▶ [Task description] In the records below, some lines contain "Metal"; state the number of such lines and nothing else.

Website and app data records
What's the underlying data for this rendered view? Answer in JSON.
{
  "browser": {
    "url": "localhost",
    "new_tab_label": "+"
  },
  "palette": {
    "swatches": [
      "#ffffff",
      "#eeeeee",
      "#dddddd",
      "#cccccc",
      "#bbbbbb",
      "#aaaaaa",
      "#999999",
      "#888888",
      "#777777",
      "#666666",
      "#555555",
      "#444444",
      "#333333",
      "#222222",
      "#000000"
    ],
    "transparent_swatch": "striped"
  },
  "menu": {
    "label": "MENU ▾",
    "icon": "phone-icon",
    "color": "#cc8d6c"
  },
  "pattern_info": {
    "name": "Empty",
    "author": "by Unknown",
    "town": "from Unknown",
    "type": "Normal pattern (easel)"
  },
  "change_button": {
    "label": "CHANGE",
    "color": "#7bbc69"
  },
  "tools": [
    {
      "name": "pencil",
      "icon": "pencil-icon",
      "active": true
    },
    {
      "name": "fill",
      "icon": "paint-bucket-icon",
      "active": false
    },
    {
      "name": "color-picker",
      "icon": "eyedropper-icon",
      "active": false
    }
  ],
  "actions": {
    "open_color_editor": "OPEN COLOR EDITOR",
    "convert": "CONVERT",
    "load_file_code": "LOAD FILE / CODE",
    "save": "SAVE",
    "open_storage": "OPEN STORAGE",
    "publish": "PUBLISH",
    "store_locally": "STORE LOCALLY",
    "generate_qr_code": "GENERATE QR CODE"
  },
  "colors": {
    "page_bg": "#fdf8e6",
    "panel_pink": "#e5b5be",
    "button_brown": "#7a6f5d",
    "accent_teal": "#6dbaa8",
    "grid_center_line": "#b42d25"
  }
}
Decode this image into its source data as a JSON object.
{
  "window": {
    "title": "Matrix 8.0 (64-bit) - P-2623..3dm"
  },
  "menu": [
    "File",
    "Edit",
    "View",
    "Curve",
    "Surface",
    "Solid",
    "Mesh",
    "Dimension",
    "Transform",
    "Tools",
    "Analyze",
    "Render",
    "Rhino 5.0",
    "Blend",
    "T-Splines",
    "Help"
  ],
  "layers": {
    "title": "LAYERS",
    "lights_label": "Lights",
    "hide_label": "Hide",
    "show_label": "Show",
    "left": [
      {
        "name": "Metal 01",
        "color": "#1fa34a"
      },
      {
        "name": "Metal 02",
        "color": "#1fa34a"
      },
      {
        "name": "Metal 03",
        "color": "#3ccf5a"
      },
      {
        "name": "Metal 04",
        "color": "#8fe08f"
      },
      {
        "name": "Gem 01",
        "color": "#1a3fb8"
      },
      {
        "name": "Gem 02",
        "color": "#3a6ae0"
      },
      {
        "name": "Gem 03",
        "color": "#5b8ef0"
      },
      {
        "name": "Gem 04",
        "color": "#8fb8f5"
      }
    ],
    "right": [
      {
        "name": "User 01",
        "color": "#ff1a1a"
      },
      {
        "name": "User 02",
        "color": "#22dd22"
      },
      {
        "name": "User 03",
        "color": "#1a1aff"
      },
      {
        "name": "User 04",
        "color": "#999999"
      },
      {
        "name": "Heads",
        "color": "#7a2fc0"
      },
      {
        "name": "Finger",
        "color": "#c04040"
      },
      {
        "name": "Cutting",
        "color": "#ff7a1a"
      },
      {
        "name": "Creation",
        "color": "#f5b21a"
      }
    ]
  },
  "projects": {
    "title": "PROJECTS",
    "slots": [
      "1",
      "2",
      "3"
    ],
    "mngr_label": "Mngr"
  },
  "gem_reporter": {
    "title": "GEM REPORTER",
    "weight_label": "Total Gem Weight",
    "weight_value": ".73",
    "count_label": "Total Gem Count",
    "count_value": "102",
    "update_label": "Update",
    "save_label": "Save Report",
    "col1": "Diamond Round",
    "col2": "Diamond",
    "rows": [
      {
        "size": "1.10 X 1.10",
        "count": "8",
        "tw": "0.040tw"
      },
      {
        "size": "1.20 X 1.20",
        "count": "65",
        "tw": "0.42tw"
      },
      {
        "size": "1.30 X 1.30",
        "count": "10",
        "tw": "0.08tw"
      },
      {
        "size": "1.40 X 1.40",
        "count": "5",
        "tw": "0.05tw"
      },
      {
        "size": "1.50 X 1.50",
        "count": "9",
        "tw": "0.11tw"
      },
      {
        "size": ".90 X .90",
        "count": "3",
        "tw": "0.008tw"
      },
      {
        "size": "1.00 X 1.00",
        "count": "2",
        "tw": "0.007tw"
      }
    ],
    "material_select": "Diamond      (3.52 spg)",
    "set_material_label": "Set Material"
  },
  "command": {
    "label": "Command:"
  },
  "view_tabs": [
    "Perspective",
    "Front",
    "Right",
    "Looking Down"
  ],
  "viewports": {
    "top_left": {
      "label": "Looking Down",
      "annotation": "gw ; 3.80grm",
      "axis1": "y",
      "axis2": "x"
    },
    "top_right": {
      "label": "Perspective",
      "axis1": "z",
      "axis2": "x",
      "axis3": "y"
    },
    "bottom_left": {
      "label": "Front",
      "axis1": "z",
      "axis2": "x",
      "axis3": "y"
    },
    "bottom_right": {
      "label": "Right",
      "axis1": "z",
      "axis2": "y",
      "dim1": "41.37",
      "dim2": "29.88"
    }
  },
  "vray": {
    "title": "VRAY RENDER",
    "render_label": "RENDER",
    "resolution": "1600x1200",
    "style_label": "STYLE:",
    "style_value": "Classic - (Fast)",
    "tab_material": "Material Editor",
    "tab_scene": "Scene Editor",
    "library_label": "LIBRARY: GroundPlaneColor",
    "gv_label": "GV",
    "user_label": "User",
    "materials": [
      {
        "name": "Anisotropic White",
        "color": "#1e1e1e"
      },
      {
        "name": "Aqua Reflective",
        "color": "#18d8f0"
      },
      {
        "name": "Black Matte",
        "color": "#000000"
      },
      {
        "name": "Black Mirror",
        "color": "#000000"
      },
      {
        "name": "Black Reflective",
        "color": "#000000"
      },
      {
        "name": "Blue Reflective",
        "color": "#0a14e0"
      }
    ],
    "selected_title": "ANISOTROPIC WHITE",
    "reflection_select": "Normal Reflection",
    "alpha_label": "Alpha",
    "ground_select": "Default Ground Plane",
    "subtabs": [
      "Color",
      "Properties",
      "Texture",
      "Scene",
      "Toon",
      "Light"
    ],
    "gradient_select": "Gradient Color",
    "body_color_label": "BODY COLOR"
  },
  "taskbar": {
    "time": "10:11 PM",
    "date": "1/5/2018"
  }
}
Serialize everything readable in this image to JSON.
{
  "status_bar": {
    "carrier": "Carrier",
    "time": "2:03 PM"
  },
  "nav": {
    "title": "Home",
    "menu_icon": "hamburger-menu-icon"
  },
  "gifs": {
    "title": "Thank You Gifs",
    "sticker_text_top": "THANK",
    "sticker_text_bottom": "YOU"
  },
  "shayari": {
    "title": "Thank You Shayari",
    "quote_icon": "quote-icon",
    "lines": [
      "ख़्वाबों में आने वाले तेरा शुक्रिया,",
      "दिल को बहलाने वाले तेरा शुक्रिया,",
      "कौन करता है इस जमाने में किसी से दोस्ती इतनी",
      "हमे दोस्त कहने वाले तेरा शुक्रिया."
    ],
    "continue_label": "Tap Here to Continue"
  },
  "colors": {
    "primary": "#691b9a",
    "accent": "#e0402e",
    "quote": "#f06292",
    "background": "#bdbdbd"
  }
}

▶ [Solution] 4